=== Data for analysis ===

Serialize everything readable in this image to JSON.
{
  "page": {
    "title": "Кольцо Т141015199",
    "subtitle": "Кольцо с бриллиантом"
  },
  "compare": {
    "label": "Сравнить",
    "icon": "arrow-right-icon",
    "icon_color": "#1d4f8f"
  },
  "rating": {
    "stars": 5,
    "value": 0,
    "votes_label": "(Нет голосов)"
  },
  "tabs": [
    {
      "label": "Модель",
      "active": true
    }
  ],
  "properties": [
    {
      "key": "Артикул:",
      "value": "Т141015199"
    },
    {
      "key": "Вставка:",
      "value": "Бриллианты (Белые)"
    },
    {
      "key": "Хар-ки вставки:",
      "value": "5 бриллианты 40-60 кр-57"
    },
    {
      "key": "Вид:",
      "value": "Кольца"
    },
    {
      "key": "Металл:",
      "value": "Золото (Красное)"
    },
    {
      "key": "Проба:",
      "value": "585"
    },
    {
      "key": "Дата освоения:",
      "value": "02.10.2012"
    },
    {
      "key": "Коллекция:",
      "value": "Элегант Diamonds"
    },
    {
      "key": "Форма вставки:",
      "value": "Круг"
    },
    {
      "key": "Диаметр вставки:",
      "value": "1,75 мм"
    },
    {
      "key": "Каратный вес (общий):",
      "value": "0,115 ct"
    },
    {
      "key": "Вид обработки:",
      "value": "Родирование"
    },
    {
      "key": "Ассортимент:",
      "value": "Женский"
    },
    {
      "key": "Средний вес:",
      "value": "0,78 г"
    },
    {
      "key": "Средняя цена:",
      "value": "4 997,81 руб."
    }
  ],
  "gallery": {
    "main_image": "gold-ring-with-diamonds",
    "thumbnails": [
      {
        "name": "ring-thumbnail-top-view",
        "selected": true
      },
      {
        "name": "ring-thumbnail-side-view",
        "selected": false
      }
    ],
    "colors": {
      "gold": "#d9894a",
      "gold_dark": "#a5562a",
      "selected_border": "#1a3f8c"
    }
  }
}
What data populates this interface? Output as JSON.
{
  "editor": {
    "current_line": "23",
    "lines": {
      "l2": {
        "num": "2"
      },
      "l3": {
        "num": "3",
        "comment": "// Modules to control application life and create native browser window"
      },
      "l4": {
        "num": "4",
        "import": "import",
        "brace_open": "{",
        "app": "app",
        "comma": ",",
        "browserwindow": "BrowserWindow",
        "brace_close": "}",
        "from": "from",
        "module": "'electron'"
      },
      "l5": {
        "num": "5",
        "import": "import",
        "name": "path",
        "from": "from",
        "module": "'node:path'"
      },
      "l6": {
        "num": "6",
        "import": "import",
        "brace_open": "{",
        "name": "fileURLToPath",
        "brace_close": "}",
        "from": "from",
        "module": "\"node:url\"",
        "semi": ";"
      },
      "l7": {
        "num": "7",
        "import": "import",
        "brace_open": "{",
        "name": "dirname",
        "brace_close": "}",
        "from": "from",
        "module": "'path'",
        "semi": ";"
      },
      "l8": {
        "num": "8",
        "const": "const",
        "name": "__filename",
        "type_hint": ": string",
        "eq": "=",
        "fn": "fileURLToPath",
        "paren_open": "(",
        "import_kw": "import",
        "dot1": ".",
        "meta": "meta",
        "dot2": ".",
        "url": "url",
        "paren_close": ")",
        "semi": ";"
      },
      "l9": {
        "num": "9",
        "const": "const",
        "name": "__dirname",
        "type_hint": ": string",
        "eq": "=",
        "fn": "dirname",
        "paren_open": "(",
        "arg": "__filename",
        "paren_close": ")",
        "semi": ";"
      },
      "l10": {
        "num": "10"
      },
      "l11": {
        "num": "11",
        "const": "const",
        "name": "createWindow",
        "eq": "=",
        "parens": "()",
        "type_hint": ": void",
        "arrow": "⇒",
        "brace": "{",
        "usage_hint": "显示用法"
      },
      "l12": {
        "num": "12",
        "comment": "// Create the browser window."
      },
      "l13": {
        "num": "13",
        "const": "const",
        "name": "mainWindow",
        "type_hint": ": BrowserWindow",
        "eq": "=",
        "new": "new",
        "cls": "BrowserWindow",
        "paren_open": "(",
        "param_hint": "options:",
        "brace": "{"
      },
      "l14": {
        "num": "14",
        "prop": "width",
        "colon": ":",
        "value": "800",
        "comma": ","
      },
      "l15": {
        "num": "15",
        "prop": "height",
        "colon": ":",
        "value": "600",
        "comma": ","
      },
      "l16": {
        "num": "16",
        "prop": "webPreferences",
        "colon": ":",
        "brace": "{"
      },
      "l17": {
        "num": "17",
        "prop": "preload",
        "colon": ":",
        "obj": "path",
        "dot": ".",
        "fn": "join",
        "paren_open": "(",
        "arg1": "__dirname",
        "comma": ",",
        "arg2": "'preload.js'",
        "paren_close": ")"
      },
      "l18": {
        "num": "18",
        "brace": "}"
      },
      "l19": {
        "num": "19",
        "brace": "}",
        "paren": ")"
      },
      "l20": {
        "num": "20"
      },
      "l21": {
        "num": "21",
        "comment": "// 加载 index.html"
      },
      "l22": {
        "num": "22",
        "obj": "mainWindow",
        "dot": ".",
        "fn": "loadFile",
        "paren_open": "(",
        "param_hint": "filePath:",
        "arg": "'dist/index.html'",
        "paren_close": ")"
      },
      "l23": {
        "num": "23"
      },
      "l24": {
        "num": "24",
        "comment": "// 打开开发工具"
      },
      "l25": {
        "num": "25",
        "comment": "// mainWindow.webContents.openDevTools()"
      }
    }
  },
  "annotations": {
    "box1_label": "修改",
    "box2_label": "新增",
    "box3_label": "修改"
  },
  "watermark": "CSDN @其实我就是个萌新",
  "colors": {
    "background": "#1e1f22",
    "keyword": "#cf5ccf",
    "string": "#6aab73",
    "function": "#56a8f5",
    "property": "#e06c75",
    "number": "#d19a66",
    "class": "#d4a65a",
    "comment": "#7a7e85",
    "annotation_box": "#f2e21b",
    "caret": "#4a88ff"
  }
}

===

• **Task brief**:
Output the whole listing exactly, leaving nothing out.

• **Response to this task**:
Serialize everything readable in this image to JSON.
{
  "page": {
    "title": "Кольцо Т141015199",
    "subtitle": "Кольцо с бриллиантом"
  },
  "compare": {
    "label": "Сравнить",
    "icon": "arrow-right-icon",
    "icon_color": "#1d4f8f"
  },
  "rating": {
    "stars": 5,
    "value": 0,
    "votes_label": "(Нет голосов)"
  },
  "tabs": [
    {
      "label": "Модель",
      "active": true
    }
  ],
  "properties": [
    {
      "key": "Артикул:",
      "value": "Т141015199"
    },
    {
      "key": "Вставка:",
      "value": "Бриллианты (Белые)"
    },
    {
      "key": "Хар-ки вставки:",
      "value": "5 бриллианты 40-60 кр-57"
    },
    {
      "key": "Вид:",
      "value": "Кольца"
    },
    {
      "key": "Металл:",
      "value": "Золото (Красное)"
    },
    {
      "key": "Проба:",
      "value": "585"
    },
    {
      "key": "Дата освоения:",
      "value": "02.10.2012"
    },
    {
      "key": "Коллекция:",
      "value": "Элегант Diamonds"
    },
    {
      "key": "Форма вставки:",
      "value": "Круг"
    },
    {
      "key": "Диаметр вставки:",
      "value": "1,75 мм"
    },
    {
      "key": "Каратный вес (общий):",
      "value": "0,115 ct"
    },
    {
      "key": "Вид обработки:",
      "value": "Родирование"
    },
    {
      "key": "Ассортимент:",
      "value": "Женский"
    },
    {
      "key": "Средний вес:",
      "value": "0,78 г"
    },
    {
      "key": "Средняя цена:",
      "value": "4 997,81 руб."
    }
  ],
  "gallery": {
    "main_image": "gold-ring-with-diamonds",
    "thumbnails": [
      {
        "name": "ring-thumbnail-top-view",
        "selected": true
      },
      {
        "name": "ring-thumbnail-side-view",
        "selected": false
      }
    ],
    "colors": {
      "gold": "#d9894a",
      "gold_dark": "#a5562a",
      "selected_border": "#1a3f8c"
    }
  }
}
What data populates this interface? Output as JSON.
{
  "editor": {
    "current_line": "23",
    "lines": {
      "l2": {
        "num": "2"
      },
      "l3": {
        "num": "3",
        "comment": "// Modules to control application life and create native browser window"
      },
      "l4": {
        "num": "4",
        "import": "import",
        "brace_open": "{",
        "app": "app",
        "comma": ",",
        "browserwindow": "BrowserWindow",
        "brace_close": "}",
        "from": "from",
        "module": "'electron'"
      },
      "l5": {
        "num": "5",
        "import": "import",
        "name": "path",
        "from": "from",
        "module": "'node:path'"
      },
      "l6": {
        "num": "6",
        "import": "import",
        "brace_open": "{",
        "name": "fileURLToPath",
        "brace_close": "}",
        "from": "from",
        "module": "\"node:url\"",
        "semi": ";"
      },
      "l7": {
        "num": "7",
        "import": "import",
        "brace_open": "{",
        "name": "dirname",
        "brace_close": "}",
        "from": "from",
        "module": "'path'",
        "semi": ";"
      },
      "l8": {
        "num": "8",
        "const": "const",
        "name": "__filename",
        "type_hint": ": string",
        "eq": "=",
        "fn": "fileURLToPath",
        "paren_open": "(",
        "import_kw": "import",
        "dot1": ".",
        "meta": "meta",
        "dot2": ".",
        "url": "url",
        "paren_close": ")",
        "semi": ";"
      },
      "l9": {
        "num": "9",
        "const": "const",
        "name": "__dirname",
        "type_hint": ": string",
        "eq": "=",
        "fn": "dirname",
        "paren_open": "(",
        "arg": "__filename",
        "paren_close": ")",
        "semi": ";"
      },
      "l10": {
        "num": "10"
      },
      "l11": {
        "num": "11",
        "const": "const",
        "name": "createWindow",
        "eq": "=",
        "parens": "()",
        "type_hint": ": void",
        "arrow": "⇒",
        "brace": "{",
        "usage_hint": "显示用法"
      },
      "l12": {
        "num": "12",
        "comment": "// Create the browser window."
      },
      "l13": {
        "num": "13",
        "const": "const",
        "name": "mainWindow",
        "type_hint": ": BrowserWindow",
        "eq": "=",
        "new": "new",
        "cls": "BrowserWindow",
        "paren_open": "(",
        "param_hint": "options:",
        "brace": "{"
      },
      "l14": {
        "num": "14",
        "prop": "width",
        "colon": ":",
        "value": "800",
        "comma": ","
      },
      "l15": {
        "num": "15",
        "prop": "height",
        "colon": ":",
        "value": "600",
        "comma": ","
      },
      "l16": {
        "num": "16",
        "prop": "webPreferences",
        "colon": ":",
        "brace": "{"
      },
      "l17": {
        "num": "17",
        "prop": "preload",
        "colon": ":",
        "obj": "path",
        "dot": ".",
        "fn": "join",
        "paren_open": "(",
        "arg1": "__dirname",
        "comma": ",",
        "arg2": "'preload.js'",
        "paren_close": ")"
      },
      "l18": {
        "num": "18",
        "brace": "}"
      },
      "l19": {
        "num": "19",
        "brace": "}",
        "paren": ")"
      },
      "l20": {
        "num": "20"
      },
      "l21": {
        "num": "21",
        "comment": "// 加载 index.html"
      },
      "l22": {
        "num": "22",
        "obj": "mainWindow",
        "dot": ".",
        "fn": "loadFile",
        "paren_open": "(",
        "param_hint": "filePath:",
        "arg": "'dist/index.html'",
        "paren_close": ")"
      },
      "l23": {
        "num": "23"
      },
      "l24": {
        "num": "24",
        "comment": "// 打开开发工具"
      },
      "l25": {
        "num": "25",
        "comment": "// mainWindow.webContents.openDevTools()"
      }
    }
  },
  "annotations": {
    "box1_label": "修改",
    "box2_label": "新增",
    "box3_label": "修改"
  },
  "watermark": "CSDN @其实我就是个萌新",
  "colors": {
    "background": "#1e1f22",
    "keyword": "#cf5ccf",
    "string": "#6aab73",
    "function": "#56a8f5",
    "property": "#e06c75",
    "number": "#d19a66",
    "class": "#d4a65a",
    "comment": "#7a7e85",
    "annotation_box": "#f2e21b",
    "caret": "#4a88ff"
  }
}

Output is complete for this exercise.